My oldest son is three when I watch him fall face first into the pool, an accident which could have cost him his life if adults were not nearby. He is fully clothed and without a flotation devise, trying to reach a toy that drifted away from him. Fortunately, my sister-in-law sees him immediately and quickly pulls him out, unharmed.
For months after the incident, Jaden is terrified to go in water if his feet do not touch the bottom. Gradually, with the use of swimmies and life vests, he gains confidence. Then one day, when I phone the grandparents where he’s staying for a few days, he tells me he’s been, “diving into the pool all day.”
He hears my smile over the phone.
This journey of motherhood is a constant balancing act between pulling back and letting go.
I push him to keep going when he falls down, but restrain myself from pushing too hard. Sometimes I wonder if I’m doing it all right.
I see him finding his way, making friends, rising above the influence of the mean kids, and I’m filled with a sense of pride at how far my child has come. And then he gets off the bus after his last day of kindergarten and I just want to freeze frame that moment.

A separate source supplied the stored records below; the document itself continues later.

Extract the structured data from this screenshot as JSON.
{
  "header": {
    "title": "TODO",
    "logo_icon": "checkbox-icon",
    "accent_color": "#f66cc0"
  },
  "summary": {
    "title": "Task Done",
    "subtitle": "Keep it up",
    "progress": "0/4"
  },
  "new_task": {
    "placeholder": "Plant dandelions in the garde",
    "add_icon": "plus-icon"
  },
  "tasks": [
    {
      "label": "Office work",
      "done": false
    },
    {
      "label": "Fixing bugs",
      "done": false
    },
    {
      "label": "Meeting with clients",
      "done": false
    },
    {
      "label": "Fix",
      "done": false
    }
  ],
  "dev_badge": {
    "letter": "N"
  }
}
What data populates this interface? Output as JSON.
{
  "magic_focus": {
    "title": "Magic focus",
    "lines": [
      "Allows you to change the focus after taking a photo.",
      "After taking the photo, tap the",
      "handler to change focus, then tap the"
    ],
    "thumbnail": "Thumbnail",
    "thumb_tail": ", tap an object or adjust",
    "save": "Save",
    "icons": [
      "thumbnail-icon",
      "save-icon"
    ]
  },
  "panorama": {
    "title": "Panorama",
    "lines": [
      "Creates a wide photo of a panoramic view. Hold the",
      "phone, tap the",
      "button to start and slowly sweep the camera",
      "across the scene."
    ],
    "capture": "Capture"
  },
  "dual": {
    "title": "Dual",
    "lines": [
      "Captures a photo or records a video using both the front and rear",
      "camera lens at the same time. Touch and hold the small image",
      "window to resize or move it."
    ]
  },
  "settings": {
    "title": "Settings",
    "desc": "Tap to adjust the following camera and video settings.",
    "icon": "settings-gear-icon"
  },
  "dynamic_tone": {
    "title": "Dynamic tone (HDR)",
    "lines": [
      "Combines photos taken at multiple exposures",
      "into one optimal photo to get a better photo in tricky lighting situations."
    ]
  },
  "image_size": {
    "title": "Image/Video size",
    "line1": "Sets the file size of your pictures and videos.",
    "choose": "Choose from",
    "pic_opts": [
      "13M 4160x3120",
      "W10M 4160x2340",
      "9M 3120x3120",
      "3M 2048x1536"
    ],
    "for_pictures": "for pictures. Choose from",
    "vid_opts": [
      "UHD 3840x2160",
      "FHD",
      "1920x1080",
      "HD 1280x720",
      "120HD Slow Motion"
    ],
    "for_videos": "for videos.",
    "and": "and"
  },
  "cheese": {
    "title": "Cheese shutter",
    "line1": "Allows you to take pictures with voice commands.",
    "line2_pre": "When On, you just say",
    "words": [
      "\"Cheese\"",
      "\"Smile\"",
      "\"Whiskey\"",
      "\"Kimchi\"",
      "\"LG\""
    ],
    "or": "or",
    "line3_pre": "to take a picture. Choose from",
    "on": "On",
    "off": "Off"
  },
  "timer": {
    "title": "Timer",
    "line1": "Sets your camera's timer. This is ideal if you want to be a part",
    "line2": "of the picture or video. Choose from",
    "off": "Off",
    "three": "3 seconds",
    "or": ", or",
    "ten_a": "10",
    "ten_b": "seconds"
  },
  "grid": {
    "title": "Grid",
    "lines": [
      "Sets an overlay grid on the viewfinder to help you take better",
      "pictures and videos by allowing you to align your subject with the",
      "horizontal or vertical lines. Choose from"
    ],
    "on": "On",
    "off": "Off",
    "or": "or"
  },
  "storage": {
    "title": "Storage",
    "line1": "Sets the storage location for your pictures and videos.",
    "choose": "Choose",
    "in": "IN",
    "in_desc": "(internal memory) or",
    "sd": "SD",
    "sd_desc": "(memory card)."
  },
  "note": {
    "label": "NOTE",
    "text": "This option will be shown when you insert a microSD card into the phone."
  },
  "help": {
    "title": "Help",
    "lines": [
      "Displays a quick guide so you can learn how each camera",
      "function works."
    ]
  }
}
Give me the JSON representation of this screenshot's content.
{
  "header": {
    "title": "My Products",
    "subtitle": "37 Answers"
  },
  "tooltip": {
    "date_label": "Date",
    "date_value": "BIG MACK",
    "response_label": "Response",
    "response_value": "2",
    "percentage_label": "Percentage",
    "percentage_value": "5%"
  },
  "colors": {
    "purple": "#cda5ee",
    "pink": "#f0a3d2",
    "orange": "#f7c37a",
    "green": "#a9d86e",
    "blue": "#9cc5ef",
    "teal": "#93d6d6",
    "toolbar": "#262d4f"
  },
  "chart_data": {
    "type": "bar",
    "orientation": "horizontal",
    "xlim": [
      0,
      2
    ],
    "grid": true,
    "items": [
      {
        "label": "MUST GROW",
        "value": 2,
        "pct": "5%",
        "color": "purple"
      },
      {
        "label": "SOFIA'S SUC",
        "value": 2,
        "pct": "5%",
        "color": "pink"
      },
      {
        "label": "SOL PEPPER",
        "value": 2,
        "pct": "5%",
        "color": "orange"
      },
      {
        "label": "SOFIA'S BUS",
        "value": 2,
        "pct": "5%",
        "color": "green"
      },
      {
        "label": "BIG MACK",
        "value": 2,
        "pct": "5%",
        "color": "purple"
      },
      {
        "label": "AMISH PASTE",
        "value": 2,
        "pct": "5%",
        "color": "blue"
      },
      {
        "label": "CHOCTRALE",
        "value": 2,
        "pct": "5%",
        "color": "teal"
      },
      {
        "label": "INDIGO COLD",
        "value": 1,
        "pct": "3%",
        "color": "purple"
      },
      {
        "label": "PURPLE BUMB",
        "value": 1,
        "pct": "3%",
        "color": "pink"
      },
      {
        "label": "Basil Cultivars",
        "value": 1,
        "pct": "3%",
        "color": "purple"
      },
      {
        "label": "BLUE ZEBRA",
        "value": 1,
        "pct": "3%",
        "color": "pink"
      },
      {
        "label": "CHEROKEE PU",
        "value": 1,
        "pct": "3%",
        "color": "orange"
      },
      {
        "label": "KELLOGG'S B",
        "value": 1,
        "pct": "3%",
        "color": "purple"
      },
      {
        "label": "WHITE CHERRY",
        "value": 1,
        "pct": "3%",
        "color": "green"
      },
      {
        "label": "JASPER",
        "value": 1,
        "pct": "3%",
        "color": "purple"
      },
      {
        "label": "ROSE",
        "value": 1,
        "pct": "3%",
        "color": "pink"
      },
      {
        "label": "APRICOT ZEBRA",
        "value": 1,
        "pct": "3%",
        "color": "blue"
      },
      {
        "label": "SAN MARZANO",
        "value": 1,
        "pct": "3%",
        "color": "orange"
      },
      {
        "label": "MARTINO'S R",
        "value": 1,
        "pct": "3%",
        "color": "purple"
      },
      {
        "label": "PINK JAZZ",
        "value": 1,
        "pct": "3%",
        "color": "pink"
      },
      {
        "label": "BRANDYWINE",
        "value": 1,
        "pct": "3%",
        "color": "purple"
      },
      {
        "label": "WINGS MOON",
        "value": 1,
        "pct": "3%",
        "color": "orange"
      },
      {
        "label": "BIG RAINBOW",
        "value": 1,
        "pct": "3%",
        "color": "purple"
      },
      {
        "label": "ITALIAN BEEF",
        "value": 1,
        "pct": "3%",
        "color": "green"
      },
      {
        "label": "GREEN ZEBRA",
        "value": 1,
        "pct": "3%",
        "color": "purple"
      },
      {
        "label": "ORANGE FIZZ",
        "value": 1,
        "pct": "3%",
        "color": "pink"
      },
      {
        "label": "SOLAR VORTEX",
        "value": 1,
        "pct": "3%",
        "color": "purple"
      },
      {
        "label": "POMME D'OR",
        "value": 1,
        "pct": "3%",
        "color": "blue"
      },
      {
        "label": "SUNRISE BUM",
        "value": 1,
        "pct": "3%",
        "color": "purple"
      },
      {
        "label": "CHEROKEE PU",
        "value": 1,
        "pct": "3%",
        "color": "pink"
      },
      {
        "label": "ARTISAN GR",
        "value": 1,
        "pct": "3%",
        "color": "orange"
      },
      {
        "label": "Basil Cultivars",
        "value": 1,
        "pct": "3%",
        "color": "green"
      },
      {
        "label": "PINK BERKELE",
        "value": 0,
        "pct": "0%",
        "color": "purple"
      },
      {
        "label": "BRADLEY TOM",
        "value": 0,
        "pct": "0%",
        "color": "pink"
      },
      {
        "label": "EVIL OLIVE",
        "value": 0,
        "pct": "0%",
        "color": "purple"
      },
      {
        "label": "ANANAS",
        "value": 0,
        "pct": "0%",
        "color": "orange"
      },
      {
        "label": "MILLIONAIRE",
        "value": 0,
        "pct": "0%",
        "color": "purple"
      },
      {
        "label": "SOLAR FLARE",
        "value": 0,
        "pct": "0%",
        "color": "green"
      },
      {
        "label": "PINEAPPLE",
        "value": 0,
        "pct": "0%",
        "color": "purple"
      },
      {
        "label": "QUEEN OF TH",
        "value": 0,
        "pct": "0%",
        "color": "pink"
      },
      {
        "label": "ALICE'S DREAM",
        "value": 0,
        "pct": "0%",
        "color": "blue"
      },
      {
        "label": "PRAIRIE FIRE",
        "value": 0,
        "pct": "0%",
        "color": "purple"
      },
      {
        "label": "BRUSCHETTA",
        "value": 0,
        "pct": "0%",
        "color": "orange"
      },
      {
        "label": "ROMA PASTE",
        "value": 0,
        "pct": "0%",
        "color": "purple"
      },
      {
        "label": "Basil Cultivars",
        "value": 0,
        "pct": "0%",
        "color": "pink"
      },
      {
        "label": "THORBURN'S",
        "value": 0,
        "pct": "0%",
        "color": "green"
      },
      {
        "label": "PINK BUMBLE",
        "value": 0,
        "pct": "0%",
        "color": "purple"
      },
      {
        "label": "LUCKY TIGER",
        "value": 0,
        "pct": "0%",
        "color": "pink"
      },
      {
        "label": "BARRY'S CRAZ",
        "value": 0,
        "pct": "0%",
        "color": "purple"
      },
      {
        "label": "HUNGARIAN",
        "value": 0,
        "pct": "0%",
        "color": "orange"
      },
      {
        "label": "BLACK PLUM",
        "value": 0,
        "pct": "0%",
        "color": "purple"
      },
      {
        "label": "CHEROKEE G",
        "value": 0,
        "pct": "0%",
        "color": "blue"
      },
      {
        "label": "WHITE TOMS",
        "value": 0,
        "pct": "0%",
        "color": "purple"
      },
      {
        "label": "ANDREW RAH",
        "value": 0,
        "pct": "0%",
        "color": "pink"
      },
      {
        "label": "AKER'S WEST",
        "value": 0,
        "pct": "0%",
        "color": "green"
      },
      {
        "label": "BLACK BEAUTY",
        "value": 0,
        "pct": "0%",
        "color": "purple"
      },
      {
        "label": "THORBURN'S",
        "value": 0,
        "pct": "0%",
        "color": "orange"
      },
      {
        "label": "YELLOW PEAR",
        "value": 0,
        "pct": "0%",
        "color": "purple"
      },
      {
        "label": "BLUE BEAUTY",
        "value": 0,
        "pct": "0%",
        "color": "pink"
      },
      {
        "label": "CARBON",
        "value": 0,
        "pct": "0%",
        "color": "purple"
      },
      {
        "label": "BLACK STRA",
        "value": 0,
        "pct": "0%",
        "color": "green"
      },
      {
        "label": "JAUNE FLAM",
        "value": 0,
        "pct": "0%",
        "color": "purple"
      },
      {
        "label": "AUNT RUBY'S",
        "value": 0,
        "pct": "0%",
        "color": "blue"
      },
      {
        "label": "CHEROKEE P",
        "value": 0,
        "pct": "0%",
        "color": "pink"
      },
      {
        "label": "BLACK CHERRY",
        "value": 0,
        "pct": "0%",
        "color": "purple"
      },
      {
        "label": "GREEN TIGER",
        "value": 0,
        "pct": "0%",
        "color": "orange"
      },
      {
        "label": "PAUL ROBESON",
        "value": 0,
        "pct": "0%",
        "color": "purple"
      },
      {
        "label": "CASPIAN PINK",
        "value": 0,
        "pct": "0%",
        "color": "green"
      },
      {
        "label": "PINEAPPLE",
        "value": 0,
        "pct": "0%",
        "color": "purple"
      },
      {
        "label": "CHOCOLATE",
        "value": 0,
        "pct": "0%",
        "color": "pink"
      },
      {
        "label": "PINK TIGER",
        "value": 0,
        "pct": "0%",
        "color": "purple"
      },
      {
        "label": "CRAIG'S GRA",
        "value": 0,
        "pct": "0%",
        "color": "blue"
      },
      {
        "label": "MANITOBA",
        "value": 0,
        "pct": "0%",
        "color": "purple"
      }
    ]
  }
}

To slow it all down and stop the ever fast movement of time from one day to the next and the next.
I breathe and I soak it all in. I try to never miss an opportunity to tell him I love him.
As I open my Bible to spend time with the Creator, I turn to the promise He’s given me for my children.
“Train a child up in the way he should go; And when he is old he will not depart from it.” (Proverbs 22:6)
I own it. I pray it. In every way possible, I instruct him to the right path, and then I give him over to God.
Some days I wake up and the road is hard. The boys are fighting, my tongue gets harsh and I yell. These long hours of parenting wear me thin and I fail, over and over again. And on days like this, I am quick to say, “I’m sorry” and ask forgiveness.
My kids need to see that while I am a parent, I am also a human who makes mistakes. The balancing act between pulling back and letting go also means letting go of my need to always be right.
I’m constantly learning the steps to this dance, and I know that my feet may stumble. Some days require a little more letting go. Other days scream to pull back. But as I move my feet and my hands, finding the groove as a go, I know that I am not alone. My husband takes one hand as we reach toward our Father with the other.
Together, with all three of us moving in sync, anything is possible.